The surprising news shows that the screens on both the iPhone 5S and 5C are inaccurate across approximately 75% of their area. In comparison, a Samsung Galaxy S3 tested by OptoFidelity showed the same level of accuracy across the screen, only losing accuracy along the edges.
The tests were carried out using a 'robotic finger', called a Touch Panel Performance Tester (TPPT), that taps the screen and tracks its precise coordinates along with the exact point at which the screen 'thinks' it was touched. The results showed that over 75% of the screen, Apple's phones recorded a touch point that was more than 1mm away from the actual coordinate of the TPPT.
Accuracy was the same on the 5S and 5C screens. Both showed perfect accuracy across the lower left hand quarter of the screen, but results worsened towards the edges of the screen as well as across the upper section. Apple claims that its phones feature 'perspective correction' technology which compensates for the angle of vision and ensures that you click what you expect regardless of where it is on the screen.
The main consequence of any inaccuracies on the iPhone's screen is likely to be in texting, with the Q, P, O and I keys all affected, as well as the backspace key.
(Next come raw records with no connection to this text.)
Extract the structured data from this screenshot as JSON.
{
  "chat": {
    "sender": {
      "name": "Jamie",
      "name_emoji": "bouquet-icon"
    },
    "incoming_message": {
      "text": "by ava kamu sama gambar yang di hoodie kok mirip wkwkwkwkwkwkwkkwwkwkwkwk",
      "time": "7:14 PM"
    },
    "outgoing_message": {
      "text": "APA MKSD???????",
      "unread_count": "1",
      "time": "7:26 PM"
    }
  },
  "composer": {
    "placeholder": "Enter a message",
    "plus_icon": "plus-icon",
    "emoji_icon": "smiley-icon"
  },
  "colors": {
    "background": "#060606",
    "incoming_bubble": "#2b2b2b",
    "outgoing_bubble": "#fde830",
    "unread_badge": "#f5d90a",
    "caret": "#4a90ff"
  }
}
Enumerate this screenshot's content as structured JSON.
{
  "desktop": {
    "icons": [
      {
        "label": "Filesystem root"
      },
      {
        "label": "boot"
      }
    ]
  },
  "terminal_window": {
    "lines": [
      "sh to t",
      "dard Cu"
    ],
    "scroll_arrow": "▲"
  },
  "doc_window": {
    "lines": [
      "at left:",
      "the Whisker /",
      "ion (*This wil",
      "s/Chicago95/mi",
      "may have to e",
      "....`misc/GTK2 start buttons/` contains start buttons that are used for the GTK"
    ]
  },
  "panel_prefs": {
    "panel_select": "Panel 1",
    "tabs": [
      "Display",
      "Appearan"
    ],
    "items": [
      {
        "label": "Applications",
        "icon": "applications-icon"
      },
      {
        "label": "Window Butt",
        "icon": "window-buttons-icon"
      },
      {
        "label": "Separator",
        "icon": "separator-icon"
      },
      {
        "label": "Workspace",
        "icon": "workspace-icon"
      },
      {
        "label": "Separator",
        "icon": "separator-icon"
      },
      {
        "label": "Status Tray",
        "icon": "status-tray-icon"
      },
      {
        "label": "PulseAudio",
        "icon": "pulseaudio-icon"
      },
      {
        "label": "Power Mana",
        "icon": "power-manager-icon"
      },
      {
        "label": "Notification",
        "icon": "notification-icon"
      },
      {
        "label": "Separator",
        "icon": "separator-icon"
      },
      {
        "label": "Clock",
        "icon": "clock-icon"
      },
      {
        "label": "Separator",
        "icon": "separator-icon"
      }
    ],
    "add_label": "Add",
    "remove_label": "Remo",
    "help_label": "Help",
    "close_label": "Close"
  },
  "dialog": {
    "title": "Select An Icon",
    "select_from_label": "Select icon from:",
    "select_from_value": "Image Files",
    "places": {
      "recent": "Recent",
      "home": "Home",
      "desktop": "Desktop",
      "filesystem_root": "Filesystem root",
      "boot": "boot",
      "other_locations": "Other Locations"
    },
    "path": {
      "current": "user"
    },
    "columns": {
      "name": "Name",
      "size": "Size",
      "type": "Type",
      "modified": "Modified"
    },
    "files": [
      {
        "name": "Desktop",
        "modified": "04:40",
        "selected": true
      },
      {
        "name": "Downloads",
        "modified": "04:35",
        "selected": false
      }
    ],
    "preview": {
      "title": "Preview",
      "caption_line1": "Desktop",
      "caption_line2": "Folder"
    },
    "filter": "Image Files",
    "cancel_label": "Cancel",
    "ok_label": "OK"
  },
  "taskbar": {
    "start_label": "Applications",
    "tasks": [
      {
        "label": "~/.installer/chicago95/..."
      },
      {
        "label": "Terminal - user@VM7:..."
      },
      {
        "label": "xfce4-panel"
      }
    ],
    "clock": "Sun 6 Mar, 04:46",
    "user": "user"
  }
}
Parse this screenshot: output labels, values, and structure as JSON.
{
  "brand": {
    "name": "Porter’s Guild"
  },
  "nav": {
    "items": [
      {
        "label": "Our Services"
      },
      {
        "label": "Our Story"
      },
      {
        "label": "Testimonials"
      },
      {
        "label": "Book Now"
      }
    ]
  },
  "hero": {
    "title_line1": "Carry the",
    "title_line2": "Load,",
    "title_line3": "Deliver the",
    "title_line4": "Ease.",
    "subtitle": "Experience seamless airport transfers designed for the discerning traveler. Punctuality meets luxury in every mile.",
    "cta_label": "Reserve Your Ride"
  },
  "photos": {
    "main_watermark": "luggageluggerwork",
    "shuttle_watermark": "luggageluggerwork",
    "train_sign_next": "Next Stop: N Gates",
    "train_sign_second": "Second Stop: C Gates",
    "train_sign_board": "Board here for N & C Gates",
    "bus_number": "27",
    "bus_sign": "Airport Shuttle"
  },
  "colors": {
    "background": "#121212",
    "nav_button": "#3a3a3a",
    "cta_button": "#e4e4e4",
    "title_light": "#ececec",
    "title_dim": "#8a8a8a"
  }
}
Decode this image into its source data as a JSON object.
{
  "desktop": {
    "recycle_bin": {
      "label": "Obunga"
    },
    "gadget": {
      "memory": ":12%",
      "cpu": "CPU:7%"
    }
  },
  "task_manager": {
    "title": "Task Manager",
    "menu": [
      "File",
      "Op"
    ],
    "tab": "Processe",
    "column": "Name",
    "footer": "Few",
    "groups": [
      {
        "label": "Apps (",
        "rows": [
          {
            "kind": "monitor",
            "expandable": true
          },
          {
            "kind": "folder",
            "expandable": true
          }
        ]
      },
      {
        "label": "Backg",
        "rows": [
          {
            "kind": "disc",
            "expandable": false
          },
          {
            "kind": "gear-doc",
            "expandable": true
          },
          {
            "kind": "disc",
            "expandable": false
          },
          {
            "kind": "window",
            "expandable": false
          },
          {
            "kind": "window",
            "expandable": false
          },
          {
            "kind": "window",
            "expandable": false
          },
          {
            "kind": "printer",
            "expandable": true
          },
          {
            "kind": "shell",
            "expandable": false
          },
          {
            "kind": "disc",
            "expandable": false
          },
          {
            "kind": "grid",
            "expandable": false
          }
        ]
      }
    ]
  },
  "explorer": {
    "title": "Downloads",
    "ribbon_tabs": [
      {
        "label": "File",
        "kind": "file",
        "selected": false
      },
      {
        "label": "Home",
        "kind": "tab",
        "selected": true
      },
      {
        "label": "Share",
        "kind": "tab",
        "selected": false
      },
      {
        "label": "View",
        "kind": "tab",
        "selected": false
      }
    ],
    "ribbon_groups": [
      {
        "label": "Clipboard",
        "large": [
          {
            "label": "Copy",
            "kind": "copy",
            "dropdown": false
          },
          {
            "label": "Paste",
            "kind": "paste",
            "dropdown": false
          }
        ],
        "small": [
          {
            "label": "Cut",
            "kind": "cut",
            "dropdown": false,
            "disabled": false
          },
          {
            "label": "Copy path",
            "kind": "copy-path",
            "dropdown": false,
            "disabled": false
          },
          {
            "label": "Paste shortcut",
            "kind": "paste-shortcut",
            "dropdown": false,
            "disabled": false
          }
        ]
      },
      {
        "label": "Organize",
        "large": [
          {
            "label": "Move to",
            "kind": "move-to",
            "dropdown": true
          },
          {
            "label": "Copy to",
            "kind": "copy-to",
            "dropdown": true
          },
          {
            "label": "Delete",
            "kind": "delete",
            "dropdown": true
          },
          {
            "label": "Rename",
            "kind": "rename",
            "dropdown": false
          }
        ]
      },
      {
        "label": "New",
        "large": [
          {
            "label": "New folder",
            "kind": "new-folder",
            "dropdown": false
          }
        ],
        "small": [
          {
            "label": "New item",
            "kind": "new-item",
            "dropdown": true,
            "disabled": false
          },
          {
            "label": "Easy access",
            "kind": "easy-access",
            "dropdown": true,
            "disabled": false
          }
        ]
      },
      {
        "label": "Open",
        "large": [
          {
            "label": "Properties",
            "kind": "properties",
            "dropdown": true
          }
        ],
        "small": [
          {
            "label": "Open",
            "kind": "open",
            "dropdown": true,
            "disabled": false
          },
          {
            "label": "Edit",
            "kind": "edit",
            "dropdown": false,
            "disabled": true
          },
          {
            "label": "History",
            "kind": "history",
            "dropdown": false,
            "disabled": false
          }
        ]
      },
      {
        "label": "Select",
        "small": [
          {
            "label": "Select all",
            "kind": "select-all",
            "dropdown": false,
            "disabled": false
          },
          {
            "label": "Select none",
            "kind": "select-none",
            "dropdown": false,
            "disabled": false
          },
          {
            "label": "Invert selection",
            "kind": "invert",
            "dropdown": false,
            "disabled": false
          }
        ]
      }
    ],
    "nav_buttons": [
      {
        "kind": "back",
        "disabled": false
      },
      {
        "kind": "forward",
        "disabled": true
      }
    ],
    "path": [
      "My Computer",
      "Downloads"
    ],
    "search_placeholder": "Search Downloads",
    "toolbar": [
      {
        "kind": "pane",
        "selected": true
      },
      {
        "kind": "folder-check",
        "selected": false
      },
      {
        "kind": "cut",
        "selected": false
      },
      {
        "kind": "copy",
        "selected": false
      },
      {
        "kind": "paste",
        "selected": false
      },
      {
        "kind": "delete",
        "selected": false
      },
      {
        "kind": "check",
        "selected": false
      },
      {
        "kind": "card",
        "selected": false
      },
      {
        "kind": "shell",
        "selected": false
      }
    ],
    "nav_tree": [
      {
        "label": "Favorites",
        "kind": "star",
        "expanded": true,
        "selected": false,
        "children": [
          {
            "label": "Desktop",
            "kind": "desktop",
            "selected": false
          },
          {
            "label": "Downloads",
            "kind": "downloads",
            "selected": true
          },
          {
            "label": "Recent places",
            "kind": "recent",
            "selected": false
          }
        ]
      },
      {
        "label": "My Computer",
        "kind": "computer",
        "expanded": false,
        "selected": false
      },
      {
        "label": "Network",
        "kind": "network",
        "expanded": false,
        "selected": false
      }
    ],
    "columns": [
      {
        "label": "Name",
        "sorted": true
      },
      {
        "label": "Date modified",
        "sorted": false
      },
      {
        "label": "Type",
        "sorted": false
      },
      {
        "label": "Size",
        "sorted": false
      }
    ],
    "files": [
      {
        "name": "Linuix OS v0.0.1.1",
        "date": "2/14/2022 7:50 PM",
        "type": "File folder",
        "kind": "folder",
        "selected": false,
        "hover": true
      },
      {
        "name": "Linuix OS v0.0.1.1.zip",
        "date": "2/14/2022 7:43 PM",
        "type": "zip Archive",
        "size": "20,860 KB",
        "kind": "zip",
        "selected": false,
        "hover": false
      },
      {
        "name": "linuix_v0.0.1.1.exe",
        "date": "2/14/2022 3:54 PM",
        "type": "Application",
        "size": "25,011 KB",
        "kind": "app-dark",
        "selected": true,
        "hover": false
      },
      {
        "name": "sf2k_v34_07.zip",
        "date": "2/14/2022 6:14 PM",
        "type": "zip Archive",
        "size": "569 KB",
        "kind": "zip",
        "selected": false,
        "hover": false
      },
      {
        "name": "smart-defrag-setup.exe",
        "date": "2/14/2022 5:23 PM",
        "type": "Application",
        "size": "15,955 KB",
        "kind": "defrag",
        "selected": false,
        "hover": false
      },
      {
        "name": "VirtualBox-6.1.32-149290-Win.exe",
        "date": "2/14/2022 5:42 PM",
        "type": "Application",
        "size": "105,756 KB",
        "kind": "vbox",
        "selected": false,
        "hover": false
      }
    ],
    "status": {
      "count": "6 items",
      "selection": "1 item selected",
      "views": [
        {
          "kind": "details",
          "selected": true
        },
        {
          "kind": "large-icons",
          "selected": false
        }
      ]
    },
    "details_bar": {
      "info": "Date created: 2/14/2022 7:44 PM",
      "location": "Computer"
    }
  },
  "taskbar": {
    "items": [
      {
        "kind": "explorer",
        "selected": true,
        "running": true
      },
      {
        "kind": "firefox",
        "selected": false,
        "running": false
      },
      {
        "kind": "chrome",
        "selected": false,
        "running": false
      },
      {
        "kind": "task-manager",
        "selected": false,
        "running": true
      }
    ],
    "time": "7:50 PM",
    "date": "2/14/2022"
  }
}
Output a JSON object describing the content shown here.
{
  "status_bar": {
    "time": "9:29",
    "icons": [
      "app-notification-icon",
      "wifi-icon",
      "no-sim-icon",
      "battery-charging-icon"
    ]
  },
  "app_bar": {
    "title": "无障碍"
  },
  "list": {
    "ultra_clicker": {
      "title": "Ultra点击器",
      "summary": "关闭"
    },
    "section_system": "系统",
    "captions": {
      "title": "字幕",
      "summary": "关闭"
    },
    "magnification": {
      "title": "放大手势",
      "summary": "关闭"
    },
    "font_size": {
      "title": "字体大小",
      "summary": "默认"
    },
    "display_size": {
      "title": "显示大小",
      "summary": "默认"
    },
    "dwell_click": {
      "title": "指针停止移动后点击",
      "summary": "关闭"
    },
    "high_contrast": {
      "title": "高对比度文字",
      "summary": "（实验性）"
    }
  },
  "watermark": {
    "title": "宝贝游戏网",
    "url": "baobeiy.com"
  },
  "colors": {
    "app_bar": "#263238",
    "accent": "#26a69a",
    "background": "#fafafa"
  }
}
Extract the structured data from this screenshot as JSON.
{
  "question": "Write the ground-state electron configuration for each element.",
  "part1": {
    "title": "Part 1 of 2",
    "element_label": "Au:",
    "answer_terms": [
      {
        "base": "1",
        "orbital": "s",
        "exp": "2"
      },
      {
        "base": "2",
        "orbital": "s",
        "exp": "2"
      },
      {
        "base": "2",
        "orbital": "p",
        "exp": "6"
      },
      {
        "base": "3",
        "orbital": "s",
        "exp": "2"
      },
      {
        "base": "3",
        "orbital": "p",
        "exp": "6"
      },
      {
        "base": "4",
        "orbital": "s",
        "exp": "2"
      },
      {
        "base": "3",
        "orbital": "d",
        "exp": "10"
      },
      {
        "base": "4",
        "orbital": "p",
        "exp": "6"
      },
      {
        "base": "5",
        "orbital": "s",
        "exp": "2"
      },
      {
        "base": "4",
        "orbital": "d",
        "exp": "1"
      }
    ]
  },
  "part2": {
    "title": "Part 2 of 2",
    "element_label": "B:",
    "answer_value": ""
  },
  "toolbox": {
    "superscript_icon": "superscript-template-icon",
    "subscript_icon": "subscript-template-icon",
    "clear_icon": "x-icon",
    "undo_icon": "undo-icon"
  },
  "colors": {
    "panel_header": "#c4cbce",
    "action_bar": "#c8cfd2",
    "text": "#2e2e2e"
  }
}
OptoFidelity says they will not comment on any 'alleged perspective compensation features of Apple Products'. They point out that the accuracy tested by the TPPT is at a finer level than most people will recognize, but note that 'Typing errors occur when a user touches close to the edge of a button.'
As well as assessing the screen performance, OptoFidelity also tested the iPhone 5S and 5C for their web browsing and camera performance, and found that both significantly outperformed the Galaxy S3, opening browser windows quicker and launching the camera application quicker.
Apple has also been experiencing difficulties with some iPhone 5S handsets over their battery life, with some customers reporting that the battery didn't last as long as advertised. Speaking to the New York Times, Apple spokeswoman Teresa Brewer said 'We recently discovered a manufacturing issue affecting a very limited number of iPhone 5S devices that could cause the battery to take longer to charge or result in reduced battery life.We are reaching out to customers with affected phones and will provide them with a replacement phone.'
The iPhone 5S launched on September 20 to great reception, promising standby battery life of 250 hours and talk time of up to 10 hours, but some early customers have reported figures significantly beneath these. Apple has not said how many phones are affected, simply saying that a few thousand have been hit by the problem.